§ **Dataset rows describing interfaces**
■ ■ ■ ■ ■ ■ ■
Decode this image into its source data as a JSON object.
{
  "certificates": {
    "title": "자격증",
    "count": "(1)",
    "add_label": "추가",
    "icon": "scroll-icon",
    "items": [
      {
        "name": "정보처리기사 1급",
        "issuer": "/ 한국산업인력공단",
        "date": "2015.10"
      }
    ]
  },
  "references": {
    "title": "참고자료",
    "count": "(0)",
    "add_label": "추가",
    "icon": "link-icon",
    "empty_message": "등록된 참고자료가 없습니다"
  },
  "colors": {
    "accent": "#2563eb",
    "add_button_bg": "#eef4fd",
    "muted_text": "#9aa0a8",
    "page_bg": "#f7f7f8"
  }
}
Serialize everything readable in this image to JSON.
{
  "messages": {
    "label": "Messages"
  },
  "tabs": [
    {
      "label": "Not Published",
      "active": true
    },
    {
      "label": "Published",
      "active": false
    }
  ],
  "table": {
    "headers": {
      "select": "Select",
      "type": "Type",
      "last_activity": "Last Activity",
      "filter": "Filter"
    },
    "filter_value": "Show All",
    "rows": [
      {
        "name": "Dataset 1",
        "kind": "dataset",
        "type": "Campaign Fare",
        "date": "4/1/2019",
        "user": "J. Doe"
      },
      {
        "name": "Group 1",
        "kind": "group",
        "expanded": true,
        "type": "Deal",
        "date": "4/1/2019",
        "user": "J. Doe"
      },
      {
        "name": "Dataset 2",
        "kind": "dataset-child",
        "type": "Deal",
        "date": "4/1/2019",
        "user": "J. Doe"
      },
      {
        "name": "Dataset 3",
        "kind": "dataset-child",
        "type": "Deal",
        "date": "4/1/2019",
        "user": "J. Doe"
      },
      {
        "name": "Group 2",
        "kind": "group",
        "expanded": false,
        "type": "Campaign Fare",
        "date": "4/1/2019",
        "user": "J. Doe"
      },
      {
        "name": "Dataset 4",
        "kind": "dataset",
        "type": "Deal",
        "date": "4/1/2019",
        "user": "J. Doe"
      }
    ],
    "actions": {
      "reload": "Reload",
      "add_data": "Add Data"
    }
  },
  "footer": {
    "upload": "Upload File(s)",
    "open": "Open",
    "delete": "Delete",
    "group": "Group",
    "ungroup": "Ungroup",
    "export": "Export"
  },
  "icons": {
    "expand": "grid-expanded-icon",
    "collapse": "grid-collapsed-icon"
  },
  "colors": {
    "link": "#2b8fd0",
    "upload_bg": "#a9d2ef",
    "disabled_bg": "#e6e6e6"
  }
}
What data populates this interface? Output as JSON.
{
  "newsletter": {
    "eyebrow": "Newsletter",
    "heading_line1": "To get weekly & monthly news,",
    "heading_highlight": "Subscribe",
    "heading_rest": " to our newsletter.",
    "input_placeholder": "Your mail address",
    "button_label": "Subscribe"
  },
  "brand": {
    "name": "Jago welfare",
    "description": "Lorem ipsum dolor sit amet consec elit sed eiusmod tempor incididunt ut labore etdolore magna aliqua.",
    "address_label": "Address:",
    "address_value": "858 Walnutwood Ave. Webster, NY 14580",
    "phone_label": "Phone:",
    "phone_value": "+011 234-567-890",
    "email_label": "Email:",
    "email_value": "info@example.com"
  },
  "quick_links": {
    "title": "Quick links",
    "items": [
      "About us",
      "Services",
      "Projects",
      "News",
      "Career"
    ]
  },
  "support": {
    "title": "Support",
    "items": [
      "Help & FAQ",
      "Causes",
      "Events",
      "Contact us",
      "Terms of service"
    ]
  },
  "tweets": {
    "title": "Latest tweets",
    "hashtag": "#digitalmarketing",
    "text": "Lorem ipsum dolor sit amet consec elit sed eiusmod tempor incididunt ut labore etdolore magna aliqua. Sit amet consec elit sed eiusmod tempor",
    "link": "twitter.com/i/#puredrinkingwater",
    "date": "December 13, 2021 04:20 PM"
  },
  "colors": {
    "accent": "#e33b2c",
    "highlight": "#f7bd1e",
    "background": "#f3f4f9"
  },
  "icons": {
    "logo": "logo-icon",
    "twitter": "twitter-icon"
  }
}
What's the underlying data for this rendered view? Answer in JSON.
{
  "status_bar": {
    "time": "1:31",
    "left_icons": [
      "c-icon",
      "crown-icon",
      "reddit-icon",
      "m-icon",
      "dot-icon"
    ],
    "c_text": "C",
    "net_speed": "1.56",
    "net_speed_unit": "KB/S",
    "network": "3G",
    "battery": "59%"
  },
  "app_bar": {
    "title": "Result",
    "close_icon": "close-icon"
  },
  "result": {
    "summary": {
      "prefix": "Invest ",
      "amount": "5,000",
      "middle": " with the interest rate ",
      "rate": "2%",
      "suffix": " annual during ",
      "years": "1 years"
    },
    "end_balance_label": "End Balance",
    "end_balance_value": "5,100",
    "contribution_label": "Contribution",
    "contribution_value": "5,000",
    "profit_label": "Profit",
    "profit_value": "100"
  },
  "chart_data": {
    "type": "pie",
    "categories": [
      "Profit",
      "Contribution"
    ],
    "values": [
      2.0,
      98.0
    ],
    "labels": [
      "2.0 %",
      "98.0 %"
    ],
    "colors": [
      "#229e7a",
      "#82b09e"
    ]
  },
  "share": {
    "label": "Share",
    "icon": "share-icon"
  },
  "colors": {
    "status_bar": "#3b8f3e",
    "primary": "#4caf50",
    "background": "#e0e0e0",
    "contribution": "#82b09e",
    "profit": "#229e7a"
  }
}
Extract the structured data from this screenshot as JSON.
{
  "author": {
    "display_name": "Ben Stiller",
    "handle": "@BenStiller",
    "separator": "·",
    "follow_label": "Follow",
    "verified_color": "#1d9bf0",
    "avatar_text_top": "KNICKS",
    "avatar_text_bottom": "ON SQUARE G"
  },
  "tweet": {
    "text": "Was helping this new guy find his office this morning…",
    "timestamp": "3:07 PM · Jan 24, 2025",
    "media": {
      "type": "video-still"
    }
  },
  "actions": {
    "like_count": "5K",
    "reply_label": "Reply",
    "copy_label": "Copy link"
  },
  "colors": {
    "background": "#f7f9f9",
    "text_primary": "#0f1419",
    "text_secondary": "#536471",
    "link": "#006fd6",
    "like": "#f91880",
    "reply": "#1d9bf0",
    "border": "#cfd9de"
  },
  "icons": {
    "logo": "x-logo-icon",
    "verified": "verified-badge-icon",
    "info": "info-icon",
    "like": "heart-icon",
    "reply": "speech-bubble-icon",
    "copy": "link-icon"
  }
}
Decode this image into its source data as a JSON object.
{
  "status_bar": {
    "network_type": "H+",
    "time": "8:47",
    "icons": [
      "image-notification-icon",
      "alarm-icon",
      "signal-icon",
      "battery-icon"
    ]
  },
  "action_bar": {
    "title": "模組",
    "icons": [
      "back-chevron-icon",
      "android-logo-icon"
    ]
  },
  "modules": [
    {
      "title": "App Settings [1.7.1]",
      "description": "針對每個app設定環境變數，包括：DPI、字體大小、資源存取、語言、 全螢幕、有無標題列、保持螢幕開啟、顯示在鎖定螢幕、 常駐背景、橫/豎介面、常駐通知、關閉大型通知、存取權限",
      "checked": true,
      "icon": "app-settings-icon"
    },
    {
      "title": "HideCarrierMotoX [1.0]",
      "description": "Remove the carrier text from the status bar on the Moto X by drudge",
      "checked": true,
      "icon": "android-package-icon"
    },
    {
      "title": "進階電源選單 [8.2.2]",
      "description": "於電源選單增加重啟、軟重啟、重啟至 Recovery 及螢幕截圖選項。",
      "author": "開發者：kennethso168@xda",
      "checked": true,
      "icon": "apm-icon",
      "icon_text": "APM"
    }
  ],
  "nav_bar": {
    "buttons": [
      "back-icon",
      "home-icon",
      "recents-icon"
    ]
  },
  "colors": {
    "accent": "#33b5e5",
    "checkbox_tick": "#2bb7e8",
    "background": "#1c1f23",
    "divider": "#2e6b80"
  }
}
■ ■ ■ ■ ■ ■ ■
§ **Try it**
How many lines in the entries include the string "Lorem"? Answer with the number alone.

§ **Answer to this problem**
2